▶ **INFORMATION SUPPLIED**

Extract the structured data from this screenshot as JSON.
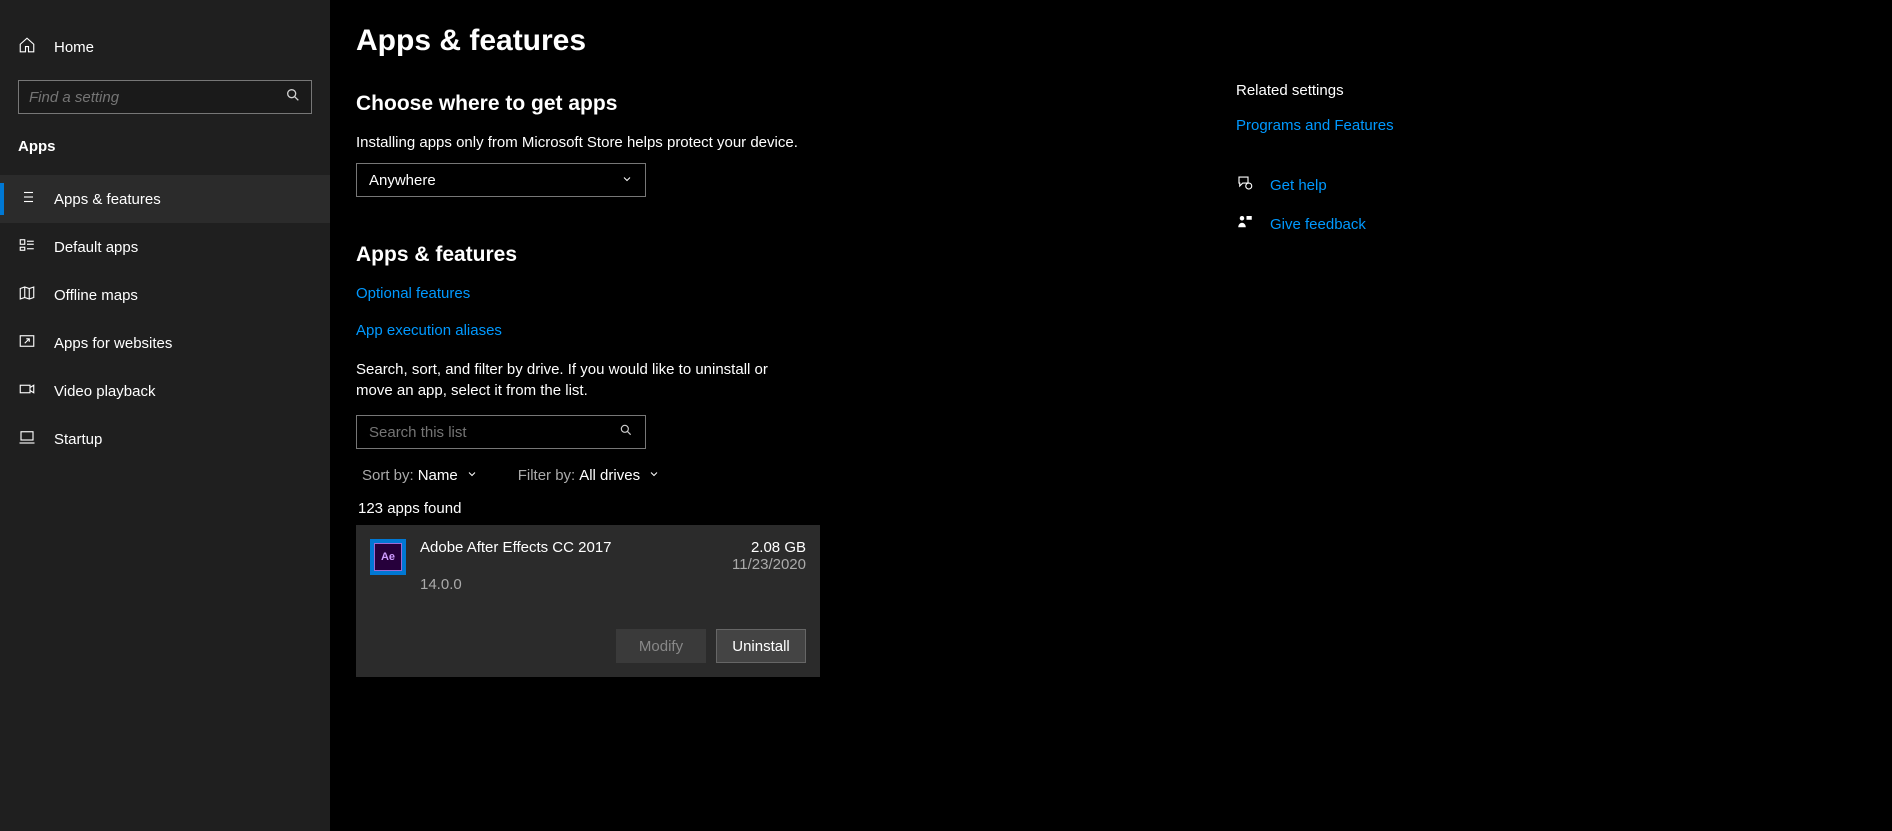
{
  "sidebar": {
    "home": "Home",
    "search_placeholder": "Find a setting",
    "section": "Apps",
    "items": [
      {
        "label": "Apps & features"
      },
      {
        "label": "Default apps"
      },
      {
        "label": "Offline maps"
      },
      {
        "label": "Apps for websites"
      },
      {
        "label": "Video playback"
      },
      {
        "label": "Startup"
      }
    ]
  },
  "main": {
    "title": "Apps & features",
    "choose_heading": "Choose where to get apps",
    "choose_desc": "Installing apps only from Microsoft Store helps protect your device.",
    "dropdown_value": "Anywhere",
    "section_heading": "Apps & features",
    "link_optional": "Optional features",
    "link_aliases": "App execution aliases",
    "help_text": "Search, sort, and filter by drive. If you would like to uninstall or move an app, select it from the list.",
    "list_search_placeholder": "Search this list",
    "sort_label": "Sort by:",
    "sort_value": "Name",
    "filter_label": "Filter by:",
    "filter_value": "All drives",
    "count": "123 apps found",
    "app": {
      "icon_text": "Ae",
      "name": "Adobe After Effects CC 2017",
      "version": "14.0.0",
      "size": "2.08 GB",
      "date": "11/23/2020",
      "modify": "Modify",
      "uninstall": "Uninstall"
    }
  },
  "right": {
    "heading": "Related settings",
    "programs": "Programs and Features",
    "get_help": "Get help",
    "give_feedback": "Give feedback"
  }
}
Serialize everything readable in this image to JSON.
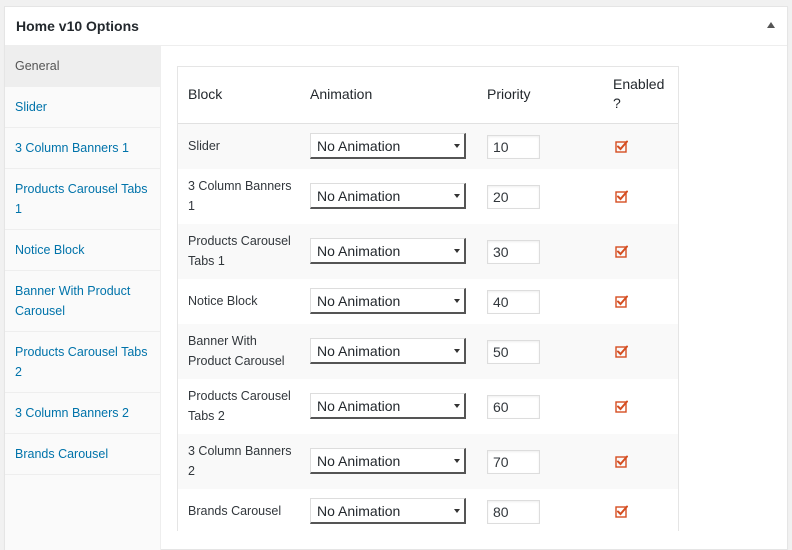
{
  "panel": {
    "title": "Home v10 Options"
  },
  "sidebar": {
    "items": [
      {
        "label": "General"
      },
      {
        "label": "Slider"
      },
      {
        "label": "3 Column Banners 1"
      },
      {
        "label": "Products Carousel Tabs 1"
      },
      {
        "label": "Notice Block"
      },
      {
        "label": "Banner With Product Carousel"
      },
      {
        "label": "Products Carousel Tabs 2"
      },
      {
        "label": "3 Column Banners 2"
      },
      {
        "label": "Brands Carousel"
      }
    ]
  },
  "table": {
    "headers": {
      "block": "Block",
      "animation": "Animation",
      "priority": "Priority",
      "enabled": "Enabled ?"
    },
    "rows": [
      {
        "block": "Slider",
        "animation": "No Animation",
        "priority": "10",
        "enabled": true
      },
      {
        "block": "3 Column Banners 1",
        "animation": "No Animation",
        "priority": "20",
        "enabled": true
      },
      {
        "block": "Products Carousel Tabs 1",
        "animation": "No Animation",
        "priority": "30",
        "enabled": true
      },
      {
        "block": "Notice Block",
        "animation": "No Animation",
        "priority": "40",
        "enabled": true
      },
      {
        "block": "Banner With Product Carousel",
        "animation": "No Animation",
        "priority": "50",
        "enabled": true
      },
      {
        "block": "Products Carousel Tabs 2",
        "animation": "No Animation",
        "priority": "60",
        "enabled": true
      },
      {
        "block": "3 Column Banners 2",
        "animation": "No Animation",
        "priority": "70",
        "enabled": true
      },
      {
        "block": "Brands Carousel",
        "animation": "No Animation",
        "priority": "80",
        "enabled": true
      }
    ]
  },
  "colors": {
    "link": "#0073aa",
    "check": "#d54e21"
  },
  "icons": {
    "toggle": "arrow-up-icon",
    "check": "checked-checkbox-icon",
    "dropdown": "chevron-down-icon"
  }
}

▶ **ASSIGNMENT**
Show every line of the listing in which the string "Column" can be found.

▶ **REPLY TO THE TASK**
        "label": "3 Column Banners 1"
        "label": "3 Column Banners 2"
        "block": "3 Column Banners 1",
        "block": "3 Column Banners 2",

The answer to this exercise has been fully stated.